Recovery Over Time
Recovery takes place in both the short term and the long term. Short-term recovery follows from paying attention to your rest and recuperation day to day. Long-term recovery comes from good short-term recovery and from giving your body adequate time to recover between your peak efforts. Here’s how recovery should cycle through your day, week, month, and year [Ed: For space reasons, we’ve included a week and a month.].
Recovery Over a Week
Over the course of your week, or microcycle, recovery comes in the cyclical pattern of harder and easier workout days. On the hard days, workouts targeting strength and power and taxing the aerobic and anaerobic systems push the boundaries of what an athlete can do. The easier days are the key here: They must be quite easy, to give your body time to recover and adapt to the stressors you’ve placed on it. All too often, athletes gravitate toward the mushy middle, between working easy enough for recovery and hard enough to target lactate threshold, VO2max, neuromuscular efficiency, or power. This leaves them too tired to perform at their best in their harder workouts, robbing them of the chance to eke out a slightly faster pace or slightly higher wattage and to improve speed and power.
The big question, then, is how best to alternate hard and easy days. The big answer is: It depends. A range of factors will affect the answer: your age, the impact level of the sport, your history in the sport and any past or present injuries, environmental factors during workouts, the length of your race, and, ultimately, how well you recover.
Recovery Over a Month
Your training mesocycle lasts approximately a month. These mesocycles usually follow a 3 to 1 work/rest ratio, with 2 to 1 a standard approach for masters athletes. In these ratios, each microcycle emphasizes either work (3 or 2 microcycles) or rest (1 microcycle). Each mesocycle should contain a contiguous block of easier days to allow you to absorb and adapt to the work of the preceding weeks. For most athletes, this takes the form of an easy week, though some experienced and elite athletes will step back for a shorter block of around five days (which leaves the weekends for heavier training, often with a group). During your easy, “rest,” or stepback week, your workouts should scale back in terms of both duration and intensity—and possibly also frequency. Thus your workouts would be shorter and carry less, if any, intensity, and you might drop one or two workouts in the stepback week.

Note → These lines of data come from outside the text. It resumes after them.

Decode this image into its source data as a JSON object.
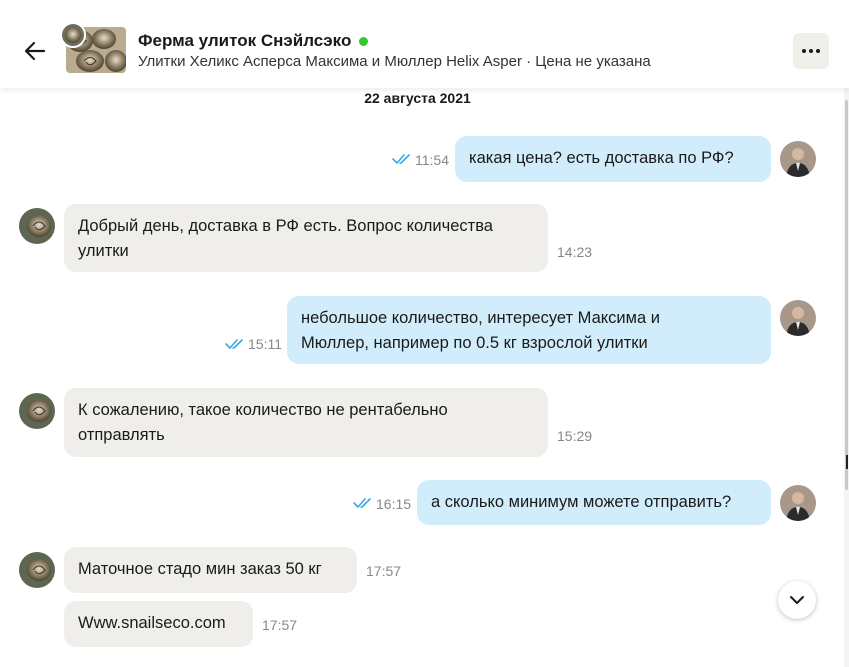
{
  "header": {
    "title": "Ферма улиток Снэйлсэко",
    "subtitle": "Улитки Хеликс Асперса Максима и Мюллер Helix Asper · Цена не указана",
    "online_color": "#32c832"
  },
  "date_separator": "22 августа 2021",
  "messages": [
    {
      "direction": "out",
      "lines": [
        "какая цена? есть доставка по РФ?"
      ],
      "time": "11:54",
      "read": true
    },
    {
      "direction": "in",
      "lines": [
        "Добрый день, доставка в РФ есть. Вопрос количества",
        "улитки"
      ],
      "time": "14:23"
    },
    {
      "direction": "out",
      "lines": [
        "небольшое количество, интересует Максима и",
        "Мюллер, например по 0.5 кг взрослой улитки"
      ],
      "time": "15:11",
      "read": true
    },
    {
      "direction": "in",
      "lines": [
        "К сожалению, такое количество не рентабельно",
        "отправлять"
      ],
      "time": "15:29"
    },
    {
      "direction": "out",
      "lines": [
        "а сколько минимум можете отправить?"
      ],
      "time": "16:15",
      "read": true
    },
    {
      "direction": "in",
      "lines": [
        "Маточное стадо мин заказ 50 кг"
      ],
      "time": "17:57"
    },
    {
      "direction": "in",
      "lines": [
        "Www.snailseco.com"
      ],
      "time": "17:57"
    }
  ],
  "colors": {
    "outgoing_bubble": "#d1ecfb",
    "incoming_bubble": "#f0eeea",
    "read_ticks": "#3ba7e6"
  },
  "icons": {
    "back": "arrow-left-icon",
    "more": "more-horizontal-icon",
    "scroll_down": "chevron-down-icon",
    "read": "double-check-icon"
  }
}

This week is often used for fitness testing, especially in Joe Friel’s approach to training, outlined in the Training Bible books (Friel 2009). Testing provides a valuable opportunity to measure your progress and check the state of your recovery. As we’ll see in Chapter 2, declines in performance are an early sign of overtraining. Make sure, however, that you aren’t testing to the detriment of your resting. Even when you have some field tests in your stepback week, you should leave the week feeling fresher than you went in.
This freshness is key. During each month, your cumulative fatigue will mount, even as you include recovery for supercompensation. The rest week in your cycle lets the fatigue lift and long-term adaptation occur, so that you can be fresher as you start the next mesocycle. Figures 1.3 demonstrates a typical mesocycle build as well as the amount of fatigue and freshness an athlete carries through the cycle.
This article is an excerpt from The Athlete’s Guide to Recovery, which is the first comprehensive, practical exploration of the art and science of athletic rest. With her book, certified triathlon and running coach and yoga instructor Sage Rountree guides you to full recovery and improved performance, revealing how much rest you need, how to measure your fatigue, and how to make the best use of recovery tools.